For successful brazing to occur, the joints to be brazed have to be designed properly, and then properly manufactured to attain and maintain those shapes and dimensions. This second article looks at joint clearance considerations in more detail. Next month we’ll talk about the effects of dissimilar metal brazing on joint design.

Joint clearances must be close together and parallel.

Recommended joint clearance at brazing temperature

This chart shows the recommended clearances for various BFMs

The amount of clearance between the faying surfaces (the mating surfaces inside a joint being brazed) should ideally be kept small, on the order of about 0.000″– 0.002″ (0.000-0.050 mm) total, so that capillary action can most effectively pull the molten brazing filler metal (BFM) completely into and throughout a braze-joint. The actual amount of clearance recommended between the faying surfaces will vary depending on the base-metal/BFM combination, but it is certainly safe to say that, in all cases, although capillary energy can be very strong, it will not operate effectively when the gap between the faying surfaces becomes too large. You may recall from last month’s column that one of the drawings showed a lap-joint that was not parallel, resulting in what is called a “capillary break” when the joint clearance got too large.

Of course these recommendations are for clearances “measured” at brazing temperature, since that is the when the BFM is molten and able to flow through the joint. The “zero-clearance” (0.000″) basically means that the metal surfaces are in direct contact with each other, which is fine — unless you have purposely polished the faying surfaces prior to brazing (rarely, if ever, recommended). Note in the illustration on the left that the normal as-received, as-machined, as-rolled surfaces of metals provide enough surface “roughness” (hills and valleys) to allow space for capillary action to occur when the two faying surfaces are in actual direct contact.

Since the suggested ideal clearances for just about all the BFMs, when operated in an atmosphere (vacuum is considered as an atmosphere) is on the order of about 0.000″– 0.002″ (0.025-0.050 mm) total, as mentioned earlier in this article, assembly of parts need not be difficult, nor is it really necessary to provide “spacers” to keep the faying surfaces apart. The normal surface roughness already does that. And, experience over many years by many companies in industry has shown this to be correct. But too many companies still violate these clearance guidelines everyday, try to braze parts with very large gaps between the faying surfaces, and then wonder why they have brazing problems. Please understand that gap clearance is a vitally important aspect of brazing, and cannot be abused at the whim of the manufacturer, unless they are willing to accept a significant amount of re-work and/or scrap as a part of their daily operations!

Effect of Gap Clearance on Joint Strength

A major benefit of following these joint-clearance guidelines is that joint strength is significantly improved! The illustration on the right shows the effect of joint clearance on joint strength.
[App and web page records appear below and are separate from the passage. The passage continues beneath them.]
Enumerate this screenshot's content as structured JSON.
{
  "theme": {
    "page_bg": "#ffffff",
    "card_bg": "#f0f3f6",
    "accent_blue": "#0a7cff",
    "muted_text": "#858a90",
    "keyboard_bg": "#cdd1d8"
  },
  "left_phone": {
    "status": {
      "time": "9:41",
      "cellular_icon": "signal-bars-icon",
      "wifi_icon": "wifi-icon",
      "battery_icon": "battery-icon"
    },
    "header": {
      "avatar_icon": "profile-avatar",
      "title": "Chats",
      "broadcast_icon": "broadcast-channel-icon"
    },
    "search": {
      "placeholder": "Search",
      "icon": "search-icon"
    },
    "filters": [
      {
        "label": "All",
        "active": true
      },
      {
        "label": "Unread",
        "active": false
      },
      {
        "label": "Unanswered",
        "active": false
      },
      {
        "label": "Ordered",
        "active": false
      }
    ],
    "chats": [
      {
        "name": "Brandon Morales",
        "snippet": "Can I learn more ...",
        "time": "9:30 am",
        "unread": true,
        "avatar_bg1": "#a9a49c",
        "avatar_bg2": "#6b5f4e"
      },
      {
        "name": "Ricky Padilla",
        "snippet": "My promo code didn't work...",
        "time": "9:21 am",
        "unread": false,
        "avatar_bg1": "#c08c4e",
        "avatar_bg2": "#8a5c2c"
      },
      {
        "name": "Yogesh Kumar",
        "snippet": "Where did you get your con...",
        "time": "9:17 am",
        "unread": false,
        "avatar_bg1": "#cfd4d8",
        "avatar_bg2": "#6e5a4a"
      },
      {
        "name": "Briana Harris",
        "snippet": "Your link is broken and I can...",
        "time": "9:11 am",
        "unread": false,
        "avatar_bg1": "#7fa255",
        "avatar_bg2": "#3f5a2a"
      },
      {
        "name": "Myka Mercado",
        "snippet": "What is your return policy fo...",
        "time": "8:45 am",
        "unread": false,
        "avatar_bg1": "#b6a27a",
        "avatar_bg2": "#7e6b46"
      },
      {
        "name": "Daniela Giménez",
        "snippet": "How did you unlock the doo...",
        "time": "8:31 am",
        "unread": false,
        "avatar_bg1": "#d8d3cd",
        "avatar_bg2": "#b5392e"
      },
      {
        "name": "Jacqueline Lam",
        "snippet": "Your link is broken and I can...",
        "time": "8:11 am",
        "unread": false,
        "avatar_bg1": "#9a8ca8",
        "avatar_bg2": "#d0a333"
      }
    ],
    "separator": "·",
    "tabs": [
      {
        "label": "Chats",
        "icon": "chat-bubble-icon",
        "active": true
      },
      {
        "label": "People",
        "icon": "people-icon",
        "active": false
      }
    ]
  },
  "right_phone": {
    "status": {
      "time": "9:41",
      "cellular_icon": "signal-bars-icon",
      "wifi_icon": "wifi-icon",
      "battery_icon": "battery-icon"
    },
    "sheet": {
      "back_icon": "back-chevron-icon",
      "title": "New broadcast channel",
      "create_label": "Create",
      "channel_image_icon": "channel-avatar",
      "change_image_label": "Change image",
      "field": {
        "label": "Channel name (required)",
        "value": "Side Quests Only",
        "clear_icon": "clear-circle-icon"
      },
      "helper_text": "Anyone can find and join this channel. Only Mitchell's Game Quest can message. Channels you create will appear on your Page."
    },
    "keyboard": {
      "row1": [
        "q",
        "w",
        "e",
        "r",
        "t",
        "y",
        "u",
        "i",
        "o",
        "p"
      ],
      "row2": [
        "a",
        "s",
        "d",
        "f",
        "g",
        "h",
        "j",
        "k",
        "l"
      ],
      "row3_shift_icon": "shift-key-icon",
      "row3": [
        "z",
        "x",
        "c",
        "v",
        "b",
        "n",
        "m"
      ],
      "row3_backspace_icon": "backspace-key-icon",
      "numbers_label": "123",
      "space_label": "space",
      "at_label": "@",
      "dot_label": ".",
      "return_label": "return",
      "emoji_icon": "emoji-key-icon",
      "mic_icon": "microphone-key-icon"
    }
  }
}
When the proper joint-clearance is used, the figure on the right shows that the joint strength can be greatly improved! Please do not misinterpret this famous H&H diagram from the late 1930’s. This chart is based on tensile-tests with stainless-steel butt-joints that were torch-brazed using a silver-based BFM and flux. As the gaps between the faying surfaces were brought closer and closer in each subsequent test, it reached a point where the presence of the entrapped flux voids, etc., in the butt-joint began to “rear their head” so to speak, and joint strength was affected. Such a drop-off of joint strength does not occur with samples that are brazed in atmospheres with no flux!

Thickness of joint inches

Source: Handy & Harman, based on research work of R. H. Leach in 1938

Be aware, too, that a properly brazed joint should never fail in the joint. It should always fail in the base metal outside of, and far away from, the brazed joint. Since brazing usually anneals the base metals being joined, and failure can be considered to have begun when the base metal begins to “yield” under heavy stress, the simple answer for the “strength of a brazed joint” is that the brazed assembly should fail in the base metal, and the level of stress needed to cause such failure is equivalent to the yield-strength of the base metal in question in it’s annealed condition. That’s information readily available in any decent materials handbook

Next Month

In next month’s article we’ll address some additional factors in joint design, specifically the topic of “differential metal expansion”. All metals expand at different rates when heated, and since braze-joint clearances are calculated based on expected clearances at brazing temperature, we need to know how to properly optimize brazing of different metals in the same assembly.

Problem solve and improve with our technical experts.